Influenza can come on very suddenly and usually includes a high fever with fatigue, aches, headache, cough, sore throat, a runny nose, and muscle pain. Children may have additional symptoms such as earaches, nausea, vomiting, and diarrhea.

How can individuals prevent getting influenza?

Annual vaccination is the best way to prevent influenza. The vaccine is safe and effective, and is given to tens of millions of individuals each year. The Centers for Disease Control and Prevention (CDC) recommends a three-pronged approach: influenza vaccination, use of antiviral medications for treatment or prevention, and use of other measures to decrease the spread of influenza, including hand hygiene, cough etiquette, and staying home from work and school when ill.

Who should be vaccinated?

Everyone age 6 months or older should get an influenza (flu) vaccine every year.

When should individuals get vaccinated?

Influenza usually circulates during the fall and winter each year in the United States, but it is impossible to tell exactly when activity will begin in a given area. Following vaccination, it takes about two weeks to become fully protected against influenza, so it is important to get immunized as soon as vaccine is available in your community. Getting the influenza vaccine anytime throughout the season continues to be beneficial. The immunity from vaccination continues to be protective throughout the fall, winter, and early spring.

How often do individuals need to be vaccinated?

The influenza vaccine is updated each year to protect against the viruses expected to circulate during the upcoming season. Individuals need to be vaccinated every year because the virus can change and the immune protection from the vaccine can decline over time. Most people only need one vaccine dose, but children younger than 9 years of age may need two doses of influenza vaccine to be fully protected.

Where can individuals get vaccinated?

Parents and caregivers should contact their pediatrician or other healthcare professional to request the influenza vaccine for their children, themselves, and other household contacts. Local hospitals, health clinics, and retail stores including pharmacies all offer vaccines. Some schools may hold vaccination clinics.


Additional Resources

Freddie the Flu Detective
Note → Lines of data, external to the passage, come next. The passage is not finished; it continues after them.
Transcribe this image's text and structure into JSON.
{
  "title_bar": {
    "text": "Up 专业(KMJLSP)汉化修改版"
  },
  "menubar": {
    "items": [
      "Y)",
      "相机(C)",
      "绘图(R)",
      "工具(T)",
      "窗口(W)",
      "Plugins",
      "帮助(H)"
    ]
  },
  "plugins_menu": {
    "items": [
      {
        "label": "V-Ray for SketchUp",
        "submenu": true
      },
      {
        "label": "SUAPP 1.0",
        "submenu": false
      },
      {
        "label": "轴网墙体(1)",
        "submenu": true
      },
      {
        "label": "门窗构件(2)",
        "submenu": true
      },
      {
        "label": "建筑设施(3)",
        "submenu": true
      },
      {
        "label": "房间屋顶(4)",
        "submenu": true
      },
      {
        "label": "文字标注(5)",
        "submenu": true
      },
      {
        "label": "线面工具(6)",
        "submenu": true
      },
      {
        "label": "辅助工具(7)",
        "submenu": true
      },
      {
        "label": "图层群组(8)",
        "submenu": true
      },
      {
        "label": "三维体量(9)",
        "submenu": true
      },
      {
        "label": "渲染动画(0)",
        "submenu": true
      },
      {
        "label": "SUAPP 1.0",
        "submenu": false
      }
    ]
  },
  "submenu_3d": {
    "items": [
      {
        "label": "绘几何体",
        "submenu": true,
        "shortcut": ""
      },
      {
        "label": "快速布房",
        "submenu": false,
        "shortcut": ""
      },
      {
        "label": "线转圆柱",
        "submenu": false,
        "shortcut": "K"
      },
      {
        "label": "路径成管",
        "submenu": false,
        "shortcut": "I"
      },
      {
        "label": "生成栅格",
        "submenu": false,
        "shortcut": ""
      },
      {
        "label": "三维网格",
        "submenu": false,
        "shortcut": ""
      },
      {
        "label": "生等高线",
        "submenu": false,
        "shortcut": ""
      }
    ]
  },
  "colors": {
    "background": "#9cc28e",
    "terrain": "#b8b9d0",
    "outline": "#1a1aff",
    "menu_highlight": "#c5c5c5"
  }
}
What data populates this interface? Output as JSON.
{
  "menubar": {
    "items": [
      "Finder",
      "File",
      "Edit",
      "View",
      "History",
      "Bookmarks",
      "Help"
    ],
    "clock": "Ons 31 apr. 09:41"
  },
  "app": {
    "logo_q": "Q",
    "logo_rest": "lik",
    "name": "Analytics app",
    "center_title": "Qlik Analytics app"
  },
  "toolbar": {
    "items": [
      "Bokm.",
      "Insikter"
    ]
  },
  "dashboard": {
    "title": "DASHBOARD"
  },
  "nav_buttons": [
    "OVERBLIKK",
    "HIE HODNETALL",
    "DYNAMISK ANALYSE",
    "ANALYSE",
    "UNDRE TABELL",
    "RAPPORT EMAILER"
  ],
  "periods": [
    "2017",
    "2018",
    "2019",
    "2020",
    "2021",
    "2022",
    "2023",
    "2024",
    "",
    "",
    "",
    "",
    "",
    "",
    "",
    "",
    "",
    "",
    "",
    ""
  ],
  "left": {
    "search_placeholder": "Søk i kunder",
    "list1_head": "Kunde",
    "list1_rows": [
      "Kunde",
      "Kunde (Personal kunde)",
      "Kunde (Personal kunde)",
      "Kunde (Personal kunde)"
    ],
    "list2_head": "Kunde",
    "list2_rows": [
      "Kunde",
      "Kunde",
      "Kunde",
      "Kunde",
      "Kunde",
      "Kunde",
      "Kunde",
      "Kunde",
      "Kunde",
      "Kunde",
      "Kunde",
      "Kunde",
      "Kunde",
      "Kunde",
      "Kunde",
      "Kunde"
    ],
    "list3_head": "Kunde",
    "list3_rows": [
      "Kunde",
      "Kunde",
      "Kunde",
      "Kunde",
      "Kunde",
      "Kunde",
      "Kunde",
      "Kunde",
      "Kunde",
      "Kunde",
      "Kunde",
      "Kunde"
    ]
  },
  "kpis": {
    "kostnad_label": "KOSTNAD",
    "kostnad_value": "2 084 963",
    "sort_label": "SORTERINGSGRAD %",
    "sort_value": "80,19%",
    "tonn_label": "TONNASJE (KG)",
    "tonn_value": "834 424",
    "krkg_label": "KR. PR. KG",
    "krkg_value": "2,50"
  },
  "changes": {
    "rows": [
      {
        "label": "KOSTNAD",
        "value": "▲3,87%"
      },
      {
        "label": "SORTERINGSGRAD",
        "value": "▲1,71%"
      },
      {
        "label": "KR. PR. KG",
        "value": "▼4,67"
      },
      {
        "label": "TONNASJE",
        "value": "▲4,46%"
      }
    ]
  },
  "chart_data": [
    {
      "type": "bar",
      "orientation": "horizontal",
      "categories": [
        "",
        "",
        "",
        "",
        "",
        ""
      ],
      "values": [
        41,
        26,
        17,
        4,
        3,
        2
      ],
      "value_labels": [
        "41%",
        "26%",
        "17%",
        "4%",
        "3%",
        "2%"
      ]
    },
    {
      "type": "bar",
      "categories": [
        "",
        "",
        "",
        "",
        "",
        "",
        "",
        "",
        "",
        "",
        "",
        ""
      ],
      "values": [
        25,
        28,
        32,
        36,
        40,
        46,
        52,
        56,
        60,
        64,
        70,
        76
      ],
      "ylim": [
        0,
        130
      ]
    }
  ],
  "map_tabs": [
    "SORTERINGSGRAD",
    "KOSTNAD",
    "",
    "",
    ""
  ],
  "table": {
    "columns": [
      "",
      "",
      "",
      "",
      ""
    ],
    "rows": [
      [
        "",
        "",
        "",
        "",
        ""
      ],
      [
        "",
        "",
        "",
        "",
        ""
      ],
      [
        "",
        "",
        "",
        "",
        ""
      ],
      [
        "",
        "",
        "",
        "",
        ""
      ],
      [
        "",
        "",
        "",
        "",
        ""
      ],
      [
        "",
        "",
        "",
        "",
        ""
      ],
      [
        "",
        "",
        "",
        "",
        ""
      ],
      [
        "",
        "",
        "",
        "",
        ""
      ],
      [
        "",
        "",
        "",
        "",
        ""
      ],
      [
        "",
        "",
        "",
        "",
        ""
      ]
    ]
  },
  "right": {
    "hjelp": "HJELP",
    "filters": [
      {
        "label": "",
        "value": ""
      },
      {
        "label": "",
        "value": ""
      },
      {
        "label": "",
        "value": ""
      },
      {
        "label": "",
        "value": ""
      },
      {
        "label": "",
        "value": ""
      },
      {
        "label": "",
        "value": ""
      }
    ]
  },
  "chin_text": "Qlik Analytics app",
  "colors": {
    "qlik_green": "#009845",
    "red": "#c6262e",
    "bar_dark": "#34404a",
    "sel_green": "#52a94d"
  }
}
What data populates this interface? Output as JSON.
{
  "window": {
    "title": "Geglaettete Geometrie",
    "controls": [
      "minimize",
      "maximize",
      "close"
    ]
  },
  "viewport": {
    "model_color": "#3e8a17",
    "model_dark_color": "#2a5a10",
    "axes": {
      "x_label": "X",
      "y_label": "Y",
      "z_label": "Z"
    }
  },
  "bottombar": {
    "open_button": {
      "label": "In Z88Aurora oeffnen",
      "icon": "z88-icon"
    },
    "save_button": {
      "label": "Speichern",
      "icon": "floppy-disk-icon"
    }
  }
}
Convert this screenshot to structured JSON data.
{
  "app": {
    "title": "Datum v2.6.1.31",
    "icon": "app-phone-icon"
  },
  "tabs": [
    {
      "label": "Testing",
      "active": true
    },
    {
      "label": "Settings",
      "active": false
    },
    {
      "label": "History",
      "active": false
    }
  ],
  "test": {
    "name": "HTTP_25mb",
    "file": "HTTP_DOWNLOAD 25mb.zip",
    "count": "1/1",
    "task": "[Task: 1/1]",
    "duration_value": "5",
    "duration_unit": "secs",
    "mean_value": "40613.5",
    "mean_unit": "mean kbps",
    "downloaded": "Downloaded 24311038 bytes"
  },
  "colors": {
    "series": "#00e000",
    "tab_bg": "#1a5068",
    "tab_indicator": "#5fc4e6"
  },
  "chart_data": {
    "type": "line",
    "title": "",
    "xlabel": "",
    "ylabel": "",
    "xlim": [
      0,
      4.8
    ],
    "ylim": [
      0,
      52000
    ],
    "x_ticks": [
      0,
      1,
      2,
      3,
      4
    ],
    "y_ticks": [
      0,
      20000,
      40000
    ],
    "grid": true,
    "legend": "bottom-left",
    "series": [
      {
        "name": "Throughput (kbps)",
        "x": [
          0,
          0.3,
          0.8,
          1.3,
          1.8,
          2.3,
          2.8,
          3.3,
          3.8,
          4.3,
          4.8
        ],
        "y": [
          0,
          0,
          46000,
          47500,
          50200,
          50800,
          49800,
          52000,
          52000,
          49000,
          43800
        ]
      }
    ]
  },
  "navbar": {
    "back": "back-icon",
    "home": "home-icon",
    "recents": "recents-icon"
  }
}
NFID public service announcement (:30 animated video) providing information on how to detect, prevent, and treat the flu

Are You That Guy?

NFID public service announcement (:30 animated video) developed to create awareness about influenza prevention